1960 – 1969 – Unbeatable
In 1962, a prepared Plus 4 Super Sports won the 24 Hours of Le Mans, covering a total of 3,638.73 kilometres at an average speed of 150 km / h. Two years later, the production of the SLTR begins, a racing car that exceeds 215 km / h. In 1968 the Plus 8 was introduced.
1970 – 1979 – The “eternal” car
The 4/4 achieves a world record: it is the model that has been in production for the longest time. In addition, this decade is characterized by the large number of victories achieved by the Morgans in both European and American races.
1980 – 1989 – Time of changes
In 1984 gasoline injection was introduced in the Plus 8. In addition, 1,200 Morgans from worldwide gather at Eastnor Castle to celebrate the brand’s 75th anniversary. In 1985 the Plus 4 returned with a Fiat engine, replaced by a two-litre mechanical from Rover two years later.
In 1987 the Morgan SportsCar Championship began an annual competition that allows the owners of these vehicles to participate in a race. Almost at the end of the decade, in 1989, the Plus 8 increased its displacement from 3.5 to 3.9 litres, which maintains it as one of the series cars with the highest acceleration capacity.
1990 – 1999 – Adaptation to the new times
The 90s witnessed significant mechanical changes. In 1992 the 16-valve Ford Zetec engine was introduced, while the Plus 4 received the T16 from Rover.
In 1996, a new aluminium chassis was designed to test Morgan’s ability in the demanding FIA GT Series. This means that, from then on, this material is the most common in the manufacture of the brand’s vehicles: the doors are lengthened, the nose is redrawn to install airbags.
2000 – Act – Surprises and anniversaries
Morgan surprises at the Geneva Motor Show (2000) with the presentation of the radical Aero 8. The Plus 4 ceased because Rover’s T16 engine was no longer available a year later: the model returned in September 2004 already equipped with a Ford drivetrain.
In April of this year, the Plus 8 ceased to be marketed: its V8 engine did not meet gas emission standards. Its replacement is the Roadster, a model with a chassis similar to its predecessor and the three-litre Ford engine used in the Mondeo ST.
In 2005, the AeroMax Coupé was unveiled, getting rave reviews. One year later, the brand celebrates its 70th anniversary from 4/4 with 142 numbered units. Activity continues at Malvern Link, and in early 2009 the 4/4 Sport, powered by a 1.6-litre engine, is launched.
Likewise, the first unit -of a total of 200- of the Aero Supersport, a supercar with an aluminium structure, is the same chassis of the Aero 8 GT3 that competes in the GT3 championship, a BMW 4.3-liter V8 engine is manufactured.
Likewise, production – started in February – of the Aeromax, a coupe with a BMW V8 engine continues.
In 2011 they launched the 3 Wheeler model on the market: it is an exceptional car that only has three wheels and moves thanks to a V two-cylinder engine.
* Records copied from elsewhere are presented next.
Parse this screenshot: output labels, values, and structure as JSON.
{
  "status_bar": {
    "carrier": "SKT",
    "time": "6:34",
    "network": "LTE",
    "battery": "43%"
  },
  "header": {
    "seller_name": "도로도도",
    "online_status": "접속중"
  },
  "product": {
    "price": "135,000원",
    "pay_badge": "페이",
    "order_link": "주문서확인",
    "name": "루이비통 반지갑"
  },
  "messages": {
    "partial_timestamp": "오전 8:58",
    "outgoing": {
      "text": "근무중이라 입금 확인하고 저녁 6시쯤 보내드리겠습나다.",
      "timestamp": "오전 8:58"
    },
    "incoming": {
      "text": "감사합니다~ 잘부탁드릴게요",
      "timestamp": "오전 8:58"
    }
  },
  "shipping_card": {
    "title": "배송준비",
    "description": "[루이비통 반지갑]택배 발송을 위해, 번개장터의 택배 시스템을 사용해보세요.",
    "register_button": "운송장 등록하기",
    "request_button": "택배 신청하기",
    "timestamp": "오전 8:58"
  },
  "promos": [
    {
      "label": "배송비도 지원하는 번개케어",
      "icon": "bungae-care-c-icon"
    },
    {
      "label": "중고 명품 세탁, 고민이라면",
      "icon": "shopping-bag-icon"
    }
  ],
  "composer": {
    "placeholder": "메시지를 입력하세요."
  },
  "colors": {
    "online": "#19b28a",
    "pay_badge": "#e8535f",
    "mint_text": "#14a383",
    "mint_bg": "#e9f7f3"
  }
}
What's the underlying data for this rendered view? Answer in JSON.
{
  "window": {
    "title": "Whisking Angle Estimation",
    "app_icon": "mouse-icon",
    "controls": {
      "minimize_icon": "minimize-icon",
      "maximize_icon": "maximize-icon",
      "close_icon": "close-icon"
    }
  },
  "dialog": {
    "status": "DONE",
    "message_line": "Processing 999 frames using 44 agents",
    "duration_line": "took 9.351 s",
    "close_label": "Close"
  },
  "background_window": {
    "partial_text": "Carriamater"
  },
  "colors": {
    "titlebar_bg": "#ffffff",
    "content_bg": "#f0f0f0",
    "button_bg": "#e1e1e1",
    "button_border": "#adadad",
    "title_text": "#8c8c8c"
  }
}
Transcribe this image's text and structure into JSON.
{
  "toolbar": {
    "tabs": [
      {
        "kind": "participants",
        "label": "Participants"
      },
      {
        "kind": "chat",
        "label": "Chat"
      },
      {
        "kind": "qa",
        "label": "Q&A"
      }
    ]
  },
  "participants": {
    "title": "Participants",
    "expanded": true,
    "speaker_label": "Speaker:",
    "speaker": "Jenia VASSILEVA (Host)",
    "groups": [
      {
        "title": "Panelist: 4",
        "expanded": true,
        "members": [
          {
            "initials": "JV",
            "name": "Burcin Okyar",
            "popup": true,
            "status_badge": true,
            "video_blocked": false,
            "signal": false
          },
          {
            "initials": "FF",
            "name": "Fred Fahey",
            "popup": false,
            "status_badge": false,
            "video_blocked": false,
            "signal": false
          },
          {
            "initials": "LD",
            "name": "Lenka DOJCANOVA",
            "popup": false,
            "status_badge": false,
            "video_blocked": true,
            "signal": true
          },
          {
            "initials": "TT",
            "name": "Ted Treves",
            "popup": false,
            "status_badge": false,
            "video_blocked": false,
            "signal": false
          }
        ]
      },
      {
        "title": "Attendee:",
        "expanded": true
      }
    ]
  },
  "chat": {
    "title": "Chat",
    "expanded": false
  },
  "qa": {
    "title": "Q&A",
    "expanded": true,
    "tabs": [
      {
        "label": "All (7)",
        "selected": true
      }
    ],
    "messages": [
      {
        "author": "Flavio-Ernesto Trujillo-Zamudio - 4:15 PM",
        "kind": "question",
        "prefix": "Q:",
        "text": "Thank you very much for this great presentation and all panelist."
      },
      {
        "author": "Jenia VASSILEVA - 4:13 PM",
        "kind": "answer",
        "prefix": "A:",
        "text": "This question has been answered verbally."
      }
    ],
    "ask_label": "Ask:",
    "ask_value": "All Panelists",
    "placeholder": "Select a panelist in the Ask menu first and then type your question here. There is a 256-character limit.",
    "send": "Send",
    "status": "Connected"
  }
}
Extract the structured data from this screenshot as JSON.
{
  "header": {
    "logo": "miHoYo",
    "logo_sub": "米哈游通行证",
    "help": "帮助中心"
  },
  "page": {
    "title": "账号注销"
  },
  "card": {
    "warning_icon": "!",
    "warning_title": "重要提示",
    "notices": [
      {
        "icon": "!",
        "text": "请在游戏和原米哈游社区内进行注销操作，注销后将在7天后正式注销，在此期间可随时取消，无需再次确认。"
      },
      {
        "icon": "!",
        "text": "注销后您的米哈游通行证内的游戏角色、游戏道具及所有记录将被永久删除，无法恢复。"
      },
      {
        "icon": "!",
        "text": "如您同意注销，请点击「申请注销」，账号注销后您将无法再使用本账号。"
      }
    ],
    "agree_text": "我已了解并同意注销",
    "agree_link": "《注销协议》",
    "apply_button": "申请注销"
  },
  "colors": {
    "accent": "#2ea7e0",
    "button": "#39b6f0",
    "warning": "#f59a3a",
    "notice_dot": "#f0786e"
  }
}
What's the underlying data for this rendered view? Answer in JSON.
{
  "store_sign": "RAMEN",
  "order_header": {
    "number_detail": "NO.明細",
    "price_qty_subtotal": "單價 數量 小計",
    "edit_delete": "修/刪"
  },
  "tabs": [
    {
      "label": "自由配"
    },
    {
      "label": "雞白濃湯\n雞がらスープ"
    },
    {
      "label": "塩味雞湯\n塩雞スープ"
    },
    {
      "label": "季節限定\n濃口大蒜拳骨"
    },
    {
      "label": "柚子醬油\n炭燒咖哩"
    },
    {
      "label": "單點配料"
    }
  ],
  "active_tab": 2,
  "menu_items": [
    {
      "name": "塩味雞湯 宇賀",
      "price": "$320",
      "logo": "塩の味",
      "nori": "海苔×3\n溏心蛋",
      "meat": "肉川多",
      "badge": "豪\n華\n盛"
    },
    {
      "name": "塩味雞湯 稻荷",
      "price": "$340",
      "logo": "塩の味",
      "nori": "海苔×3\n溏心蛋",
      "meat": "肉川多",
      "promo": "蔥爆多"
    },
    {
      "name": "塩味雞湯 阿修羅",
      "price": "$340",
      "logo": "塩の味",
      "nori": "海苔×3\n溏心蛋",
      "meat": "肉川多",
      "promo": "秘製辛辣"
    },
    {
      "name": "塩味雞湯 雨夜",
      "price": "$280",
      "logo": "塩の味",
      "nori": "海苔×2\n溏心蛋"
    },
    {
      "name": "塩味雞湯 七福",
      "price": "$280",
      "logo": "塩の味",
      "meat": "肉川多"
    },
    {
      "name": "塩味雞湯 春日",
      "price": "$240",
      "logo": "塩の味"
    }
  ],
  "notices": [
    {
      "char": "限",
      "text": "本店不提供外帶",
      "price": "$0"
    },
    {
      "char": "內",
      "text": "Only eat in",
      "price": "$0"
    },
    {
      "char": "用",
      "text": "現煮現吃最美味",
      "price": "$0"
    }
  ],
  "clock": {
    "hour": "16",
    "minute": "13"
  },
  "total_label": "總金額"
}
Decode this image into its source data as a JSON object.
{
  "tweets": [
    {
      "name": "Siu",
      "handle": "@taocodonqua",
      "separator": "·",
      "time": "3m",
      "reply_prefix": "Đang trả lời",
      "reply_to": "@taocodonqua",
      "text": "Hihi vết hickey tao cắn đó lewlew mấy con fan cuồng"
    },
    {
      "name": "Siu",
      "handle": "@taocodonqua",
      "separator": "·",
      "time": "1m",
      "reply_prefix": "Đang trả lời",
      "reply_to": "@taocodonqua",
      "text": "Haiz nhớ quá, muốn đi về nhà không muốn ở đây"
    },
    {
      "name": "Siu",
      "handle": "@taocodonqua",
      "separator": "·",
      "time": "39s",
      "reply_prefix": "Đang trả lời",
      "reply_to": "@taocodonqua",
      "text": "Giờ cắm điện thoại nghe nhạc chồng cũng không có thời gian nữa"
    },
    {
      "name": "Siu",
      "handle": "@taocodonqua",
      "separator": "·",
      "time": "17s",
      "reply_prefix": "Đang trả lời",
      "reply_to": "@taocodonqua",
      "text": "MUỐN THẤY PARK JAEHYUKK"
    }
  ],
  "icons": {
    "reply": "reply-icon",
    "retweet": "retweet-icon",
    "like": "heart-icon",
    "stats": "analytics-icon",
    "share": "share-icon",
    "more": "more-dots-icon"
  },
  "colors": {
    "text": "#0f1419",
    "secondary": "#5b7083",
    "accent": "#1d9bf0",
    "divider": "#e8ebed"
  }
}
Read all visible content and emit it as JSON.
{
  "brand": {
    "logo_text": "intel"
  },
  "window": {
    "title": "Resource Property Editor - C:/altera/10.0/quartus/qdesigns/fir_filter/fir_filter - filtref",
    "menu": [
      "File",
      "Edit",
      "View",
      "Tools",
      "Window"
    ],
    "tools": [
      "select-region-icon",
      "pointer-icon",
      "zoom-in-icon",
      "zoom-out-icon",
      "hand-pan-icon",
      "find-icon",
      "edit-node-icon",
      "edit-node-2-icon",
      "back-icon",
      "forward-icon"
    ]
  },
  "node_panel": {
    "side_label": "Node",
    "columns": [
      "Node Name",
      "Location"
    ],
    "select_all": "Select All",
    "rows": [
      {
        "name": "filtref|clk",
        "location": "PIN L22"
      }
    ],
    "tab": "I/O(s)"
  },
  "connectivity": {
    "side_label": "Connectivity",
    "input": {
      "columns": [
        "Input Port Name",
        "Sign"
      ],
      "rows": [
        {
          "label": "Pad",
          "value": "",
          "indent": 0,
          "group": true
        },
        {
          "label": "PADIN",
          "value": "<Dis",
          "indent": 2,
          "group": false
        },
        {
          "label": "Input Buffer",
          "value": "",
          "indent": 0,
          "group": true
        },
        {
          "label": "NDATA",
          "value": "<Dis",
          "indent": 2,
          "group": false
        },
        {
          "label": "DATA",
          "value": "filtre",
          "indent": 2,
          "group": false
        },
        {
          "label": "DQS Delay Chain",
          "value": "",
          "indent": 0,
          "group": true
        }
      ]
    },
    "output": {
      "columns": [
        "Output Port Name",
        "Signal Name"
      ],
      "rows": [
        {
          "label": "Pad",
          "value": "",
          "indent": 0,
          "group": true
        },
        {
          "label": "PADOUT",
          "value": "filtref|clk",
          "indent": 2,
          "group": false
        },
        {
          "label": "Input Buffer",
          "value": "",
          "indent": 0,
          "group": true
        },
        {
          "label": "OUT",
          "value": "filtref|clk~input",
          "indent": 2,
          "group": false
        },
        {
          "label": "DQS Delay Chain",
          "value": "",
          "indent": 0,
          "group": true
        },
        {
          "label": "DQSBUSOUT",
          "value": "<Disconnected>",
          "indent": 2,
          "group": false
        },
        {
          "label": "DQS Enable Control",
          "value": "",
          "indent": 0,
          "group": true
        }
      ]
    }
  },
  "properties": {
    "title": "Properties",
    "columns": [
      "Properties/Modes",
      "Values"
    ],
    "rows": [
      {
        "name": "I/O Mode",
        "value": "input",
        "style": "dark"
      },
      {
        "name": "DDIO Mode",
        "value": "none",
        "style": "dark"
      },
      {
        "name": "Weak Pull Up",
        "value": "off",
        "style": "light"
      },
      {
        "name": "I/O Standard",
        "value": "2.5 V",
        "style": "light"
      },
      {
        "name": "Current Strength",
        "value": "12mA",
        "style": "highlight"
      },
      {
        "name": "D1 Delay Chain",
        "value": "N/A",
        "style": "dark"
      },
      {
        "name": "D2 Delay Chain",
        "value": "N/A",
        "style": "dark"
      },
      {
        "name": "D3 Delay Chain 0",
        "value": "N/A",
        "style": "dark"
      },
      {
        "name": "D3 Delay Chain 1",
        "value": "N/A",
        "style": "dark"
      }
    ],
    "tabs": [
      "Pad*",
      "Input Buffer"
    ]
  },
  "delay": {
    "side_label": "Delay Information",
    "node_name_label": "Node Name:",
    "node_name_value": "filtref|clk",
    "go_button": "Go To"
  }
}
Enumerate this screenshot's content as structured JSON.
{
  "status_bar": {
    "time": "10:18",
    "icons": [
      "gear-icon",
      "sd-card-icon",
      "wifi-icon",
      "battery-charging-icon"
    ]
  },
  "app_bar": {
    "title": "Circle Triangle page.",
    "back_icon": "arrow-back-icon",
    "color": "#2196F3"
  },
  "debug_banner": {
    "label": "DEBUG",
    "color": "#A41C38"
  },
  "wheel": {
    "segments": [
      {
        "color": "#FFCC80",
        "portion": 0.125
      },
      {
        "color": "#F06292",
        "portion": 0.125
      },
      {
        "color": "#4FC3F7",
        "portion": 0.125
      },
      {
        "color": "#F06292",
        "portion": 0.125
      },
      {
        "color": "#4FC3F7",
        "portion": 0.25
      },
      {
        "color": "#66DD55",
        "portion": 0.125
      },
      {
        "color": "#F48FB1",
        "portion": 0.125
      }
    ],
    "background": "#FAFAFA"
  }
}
It accelerates from 0 to 100 km / h, exceeds 200 km / h. of maximum speed, and, luckily, it is sold in Spain.